A rare miss for Mastercard as COVID-19 recovery drags on
Even as consumers shift more spending away from cash and the market for personal travel picks up, the coronavirus pandemic is still exerting a heavy toll on Mastercard's consumer and corporate spending.
For the quarter ending Sept. 30, Mastercard reported earnings of $1.60 per share, or below the Zacks Consensus estimate of $1.65 per share. Such a miss is rare for Mastercard; in the prior quarter, the Purchase, N.Y.-based card network reported earnings of $1.36 per share, which was well above the Zacks estimate of $1.15.
“We remain focused on the things we can control, such as investing in the business for the longer term and focusing on managing expenses,” said Ajay Banga, Mastercard’s CEO, during Wednesday’s earnings call. “Overall, we see signs of improvement. We aren't out of the woods yet, the progress through the phases of recovery may not be linear, it will take time.”
Mastercard also reported revenue of $3.84 billion for the quarter ending Sept. 30, missing the Zacks estimate by 2.6%. It’s also below Mastercard’s prior year revenue of $4.47 billion for the same quarter. Mastercard did not provide forward guidance for earnings.
Mastercard has divided the stages of coronavirus recovery into containment, stabilization, normalizing and growth. Most markets are in the normalizing phase, Banga said. Revenue is up 3% from the prior quarter and payment growth in October has been steady, Mastercard reported, adding that payment volumes outside of travel and entertainment are similar to before the pandemic. Travel and entertainment will likely not recover until there is a vaccine or other medical solution widely available, likely not until early 2022, Mastercard reported.
Personal travel will come back faster due to pent up demand, the card brand projected, adding Mastercard's primary exposure in travel is domestic and business trips.
"It won't be a light switch; as testing gets better there will be steps that will get us back to travel," said Michael Miebach, president of Mastercard. Miebach will become CEO when Banga steps down at the end of the year.
Mastercard is leaning into its digital strategy to accommodate the rush to contactless and automated payments, point of sale credit and card not present channels that has accompanied the pandemic and subsequent economic downturn.
“As economies reopen, people will shop in stores but e-commerce will remain elevated,” said Miebach. The card brand’s research found 70% of consumers say the shift to electronic payments will be permanent.

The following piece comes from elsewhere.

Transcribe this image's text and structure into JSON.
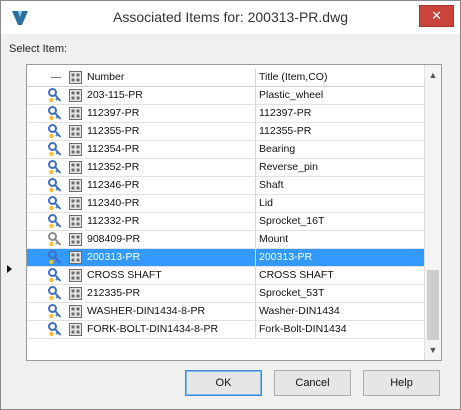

Mastercard should be helped by consumers’ aversion to cash, reporting 60% of consumers plan to use cash less even after the pandemic subsides.
Mastercard is focusing on services, such as fraud prevention, to diversify its revenue streams and is also boosting investment in point of sale credit — with Miebach referencing Mastercard’s buy-now-pay-later partnership (BNPL) with TSYS, for example.
“It’s a hot space, we're active in this area with several partnerships,” Miebach said. “Broadly speaking, the way we get involved is not to get involved on the credit side, but to connect with merchants and lenders. It’s a nice transaction business that lends to payments.”
BNPL has grown in popularity as more consumers seek installment payment options as a way to avoid revolving debt, pushing Visa and Mastercard to offer the service despite its potential to cannibalize credit card spending. Mastercard is pushing its partnerships with fintechs to build ancillary merchant technology as a path to revenue diversification and also a way to position for long-term trends.
The card brand also reported progress for the universal buy button for online transactions (Discover went live with the buy button on Tuesday). Tokenized transactions doubled year over year and total 8% of all transactions, Mastercard reported.
“Tokenizaiton for us is building the foundation for secure and frictionless transactions,” Banga said.